* **SOURCE INFORMATION**:
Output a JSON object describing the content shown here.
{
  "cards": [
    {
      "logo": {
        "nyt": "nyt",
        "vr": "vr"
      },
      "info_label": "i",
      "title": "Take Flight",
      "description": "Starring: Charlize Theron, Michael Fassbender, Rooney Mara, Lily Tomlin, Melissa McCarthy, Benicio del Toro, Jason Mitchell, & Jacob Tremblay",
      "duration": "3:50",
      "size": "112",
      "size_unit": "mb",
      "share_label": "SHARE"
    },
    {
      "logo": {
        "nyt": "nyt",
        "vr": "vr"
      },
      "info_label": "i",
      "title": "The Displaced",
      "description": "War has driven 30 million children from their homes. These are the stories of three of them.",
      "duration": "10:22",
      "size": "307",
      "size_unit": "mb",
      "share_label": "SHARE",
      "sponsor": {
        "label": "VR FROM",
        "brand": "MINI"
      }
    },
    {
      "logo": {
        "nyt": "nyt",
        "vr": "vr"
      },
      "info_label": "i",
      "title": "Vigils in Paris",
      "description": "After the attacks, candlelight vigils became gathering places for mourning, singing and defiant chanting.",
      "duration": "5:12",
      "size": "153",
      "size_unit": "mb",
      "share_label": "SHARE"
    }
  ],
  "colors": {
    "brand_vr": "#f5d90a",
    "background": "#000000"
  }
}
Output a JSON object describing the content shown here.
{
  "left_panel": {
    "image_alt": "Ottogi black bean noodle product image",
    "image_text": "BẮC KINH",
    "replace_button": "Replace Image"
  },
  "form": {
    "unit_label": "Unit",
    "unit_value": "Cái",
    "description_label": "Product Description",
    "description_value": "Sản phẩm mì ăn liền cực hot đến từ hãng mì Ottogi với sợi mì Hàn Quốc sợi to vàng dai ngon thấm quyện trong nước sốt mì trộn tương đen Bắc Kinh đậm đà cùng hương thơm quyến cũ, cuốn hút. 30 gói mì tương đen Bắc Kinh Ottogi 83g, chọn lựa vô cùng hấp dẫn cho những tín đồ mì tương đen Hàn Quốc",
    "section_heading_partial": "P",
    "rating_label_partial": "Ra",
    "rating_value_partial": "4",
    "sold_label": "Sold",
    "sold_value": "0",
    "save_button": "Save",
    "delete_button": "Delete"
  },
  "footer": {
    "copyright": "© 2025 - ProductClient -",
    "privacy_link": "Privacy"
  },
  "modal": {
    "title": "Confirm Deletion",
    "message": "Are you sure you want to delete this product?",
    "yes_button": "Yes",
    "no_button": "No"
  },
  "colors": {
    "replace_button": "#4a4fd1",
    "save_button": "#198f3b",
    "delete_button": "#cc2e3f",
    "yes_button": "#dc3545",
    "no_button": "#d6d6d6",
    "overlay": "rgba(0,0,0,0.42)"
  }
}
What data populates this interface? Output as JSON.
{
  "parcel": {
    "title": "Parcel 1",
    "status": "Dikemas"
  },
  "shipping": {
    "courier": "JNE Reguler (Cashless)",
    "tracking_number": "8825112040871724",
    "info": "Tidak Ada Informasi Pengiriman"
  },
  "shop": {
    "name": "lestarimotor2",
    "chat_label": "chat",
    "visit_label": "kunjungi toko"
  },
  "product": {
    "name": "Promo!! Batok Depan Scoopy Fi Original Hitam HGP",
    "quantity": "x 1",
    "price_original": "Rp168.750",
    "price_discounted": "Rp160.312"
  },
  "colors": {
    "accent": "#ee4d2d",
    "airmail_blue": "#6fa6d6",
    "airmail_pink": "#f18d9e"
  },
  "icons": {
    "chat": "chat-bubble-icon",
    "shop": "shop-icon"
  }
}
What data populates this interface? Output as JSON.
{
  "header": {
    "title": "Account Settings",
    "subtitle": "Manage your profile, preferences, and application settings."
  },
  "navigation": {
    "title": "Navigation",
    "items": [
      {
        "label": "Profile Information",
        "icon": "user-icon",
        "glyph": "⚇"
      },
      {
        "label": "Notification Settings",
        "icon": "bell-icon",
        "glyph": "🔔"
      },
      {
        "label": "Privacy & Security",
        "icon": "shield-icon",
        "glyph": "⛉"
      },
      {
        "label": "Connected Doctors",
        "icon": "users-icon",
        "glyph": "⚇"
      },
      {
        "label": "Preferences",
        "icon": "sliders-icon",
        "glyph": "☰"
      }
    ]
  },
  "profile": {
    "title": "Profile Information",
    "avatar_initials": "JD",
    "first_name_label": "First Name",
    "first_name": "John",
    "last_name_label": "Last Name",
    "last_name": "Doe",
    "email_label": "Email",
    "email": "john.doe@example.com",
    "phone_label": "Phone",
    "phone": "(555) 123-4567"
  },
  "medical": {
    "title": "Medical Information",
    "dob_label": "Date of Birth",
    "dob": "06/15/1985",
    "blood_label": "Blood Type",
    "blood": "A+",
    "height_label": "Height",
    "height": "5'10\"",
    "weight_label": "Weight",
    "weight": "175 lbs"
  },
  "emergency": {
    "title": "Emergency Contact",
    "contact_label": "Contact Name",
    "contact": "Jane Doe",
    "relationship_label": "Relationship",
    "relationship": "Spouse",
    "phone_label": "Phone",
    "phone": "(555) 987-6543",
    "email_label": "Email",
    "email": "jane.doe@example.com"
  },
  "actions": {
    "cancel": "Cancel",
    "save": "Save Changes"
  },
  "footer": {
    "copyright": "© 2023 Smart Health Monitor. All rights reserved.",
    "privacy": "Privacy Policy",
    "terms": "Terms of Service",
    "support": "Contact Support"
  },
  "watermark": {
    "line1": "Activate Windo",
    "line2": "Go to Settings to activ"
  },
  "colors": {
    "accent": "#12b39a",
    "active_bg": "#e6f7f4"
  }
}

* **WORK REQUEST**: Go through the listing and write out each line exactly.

* **EXERCISE RESULT**:
Output a JSON object describing the content shown here.
{
  "cards": [
    {
      "logo": {
        "nyt": "nyt",
        "vr": "vr"
      },
      "info_label": "i",
      "title": "Take Flight",
      "description": "Starring: Charlize Theron, Michael Fassbender, Rooney Mara, Lily Tomlin, Melissa McCarthy, Benicio del Toro, Jason Mitchell, & Jacob Tremblay",
      "duration": "3:50",
      "size": "112",
      "size_unit": "mb",
      "share_label": "SHARE"
    },
    {
      "logo": {
        "nyt": "nyt",
        "vr": "vr"
      },
      "info_label": "i",
      "title": "The Displaced",
      "description": "War has driven 30 million children from their homes. These are the stories of three of them.",
      "duration": "10:22",
      "size": "307",
      "size_unit": "mb",
      "share_label": "SHARE",
      "sponsor": {
        "label": "VR FROM",
        "brand": "MINI"
      }
    },
    {
      "logo": {
        "nyt": "nyt",
        "vr": "vr"
      },
      "info_label": "i",
      "title": "Vigils in Paris",
      "description": "After the attacks, candlelight vigils became gathering places for mourning, singing and defiant chanting.",
      "duration": "5:12",
      "size": "153",
      "size_unit": "mb",
      "share_label": "SHARE"
    }
  ],
  "colors": {
    "brand_vr": "#f5d90a",
    "background": "#000000"
  }
}
Output a JSON object describing the content shown here.
{
  "left_panel": {
    "image_alt": "Ottogi black bean noodle product image",
    "image_text": "BẮC KINH",
    "replace_button": "Replace Image"
  },
  "form": {
    "unit_label": "Unit",
    "unit_value": "Cái",
    "description_label": "Product Description",
    "description_value": "Sản phẩm mì ăn liền cực hot đến từ hãng mì Ottogi với sợi mì Hàn Quốc sợi to vàng dai ngon thấm quyện trong nước sốt mì trộn tương đen Bắc Kinh đậm đà cùng hương thơm quyến cũ, cuốn hút. 30 gói mì tương đen Bắc Kinh Ottogi 83g, chọn lựa vô cùng hấp dẫn cho những tín đồ mì tương đen Hàn Quốc",
    "section_heading_partial": "P",
    "rating_label_partial": "Ra",
    "rating_value_partial": "4",
    "sold_label": "Sold",
    "sold_value": "0",
    "save_button": "Save",
    "delete_button": "Delete"
  },
  "footer": {
    "copyright": "© 2025 - ProductClient -",
    "privacy_link": "Privacy"
  },
  "modal": {
    "title": "Confirm Deletion",
    "message": "Are you sure you want to delete this product?",
    "yes_button": "Yes",
    "no_button": "No"
  },
  "colors": {
    "replace_button": "#4a4fd1",
    "save_button": "#198f3b",
    "delete_button": "#cc2e3f",
    "yes_button": "#dc3545",
    "no_button": "#d6d6d6",
    "overlay": "rgba(0,0,0,0.42)"
  }
}
What data populates this interface? Output as JSON.
{
  "parcel": {
    "title": "Parcel 1",
    "status": "Dikemas"
  },
  "shipping": {
    "courier": "JNE Reguler (Cashless)",
    "tracking_number": "8825112040871724",
    "info": "Tidak Ada Informasi Pengiriman"
  },
  "shop": {
    "name": "lestarimotor2",
    "chat_label": "chat",
    "visit_label": "kunjungi toko"
  },
  "product": {
    "name": "Promo!! Batok Depan Scoopy Fi Original Hitam HGP",
    "quantity": "x 1",
    "price_original": "Rp168.750",
    "price_discounted": "Rp160.312"
  },
  "colors": {
    "accent": "#ee4d2d",
    "airmail_blue": "#6fa6d6",
    "airmail_pink": "#f18d9e"
  },
  "icons": {
    "chat": "chat-bubble-icon",
    "shop": "shop-icon"
  }
}
What data populates this interface? Output as JSON.
{
  "header": {
    "title": "Account Settings",
    "subtitle": "Manage your profile, preferences, and application settings."
  },
  "navigation": {
    "title": "Navigation",
    "items": [
      {
        "label": "Profile Information",
        "icon": "user-icon",
        "glyph": "⚇"
      },
      {
        "label": "Notification Settings",
        "icon": "bell-icon",
        "glyph": "🔔"
      },
      {
        "label": "Privacy & Security",
        "icon": "shield-icon",
        "glyph": "⛉"
      },
      {
        "label": "Connected Doctors",
        "icon": "users-icon",
        "glyph": "⚇"
      },
      {
        "label": "Preferences",
        "icon": "sliders-icon",
        "glyph": "☰"
      }
    ]
  },
  "profile": {
    "title": "Profile Information",
    "avatar_initials": "JD",
    "first_name_label": "First Name",
    "first_name": "John",
    "last_name_label": "Last Name",
    "last_name": "Doe",
    "email_label": "Email",
    "email": "john.doe@example.com",
    "phone_label": "Phone",
    "phone": "(555) 123-4567"
  },
  "medical": {
    "title": "Medical Information",
    "dob_label": "Date of Birth",
    "dob": "06/15/1985",
    "blood_label": "Blood Type",
    "blood": "A+",
    "height_label": "Height",
    "height": "5'10\"",
    "weight_label": "Weight",
    "weight": "175 lbs"
  },
  "emergency": {
    "title": "Emergency Contact",
    "contact_label": "Contact Name",
    "contact": "Jane Doe",
    "relationship_label": "Relationship",
    "relationship": "Spouse",
    "phone_label": "Phone",
    "phone": "(555) 987-6543",
    "email_label": "Email",
    "email": "jane.doe@example.com"
  },
  "actions": {
    "cancel": "Cancel",
    "save": "Save Changes"
  },
  "footer": {
    "copyright": "© 2023 Smart Health Monitor. All rights reserved.",
    "privacy": "Privacy Policy",
    "terms": "Terms of Service",
    "support": "Contact Support"
  },
  "watermark": {
    "line1": "Activate Windo",
    "line2": "Go to Settings to activ"
  },
  "colors": {
    "accent": "#12b39a",
    "active_bg": "#e6f7f4"
  }
}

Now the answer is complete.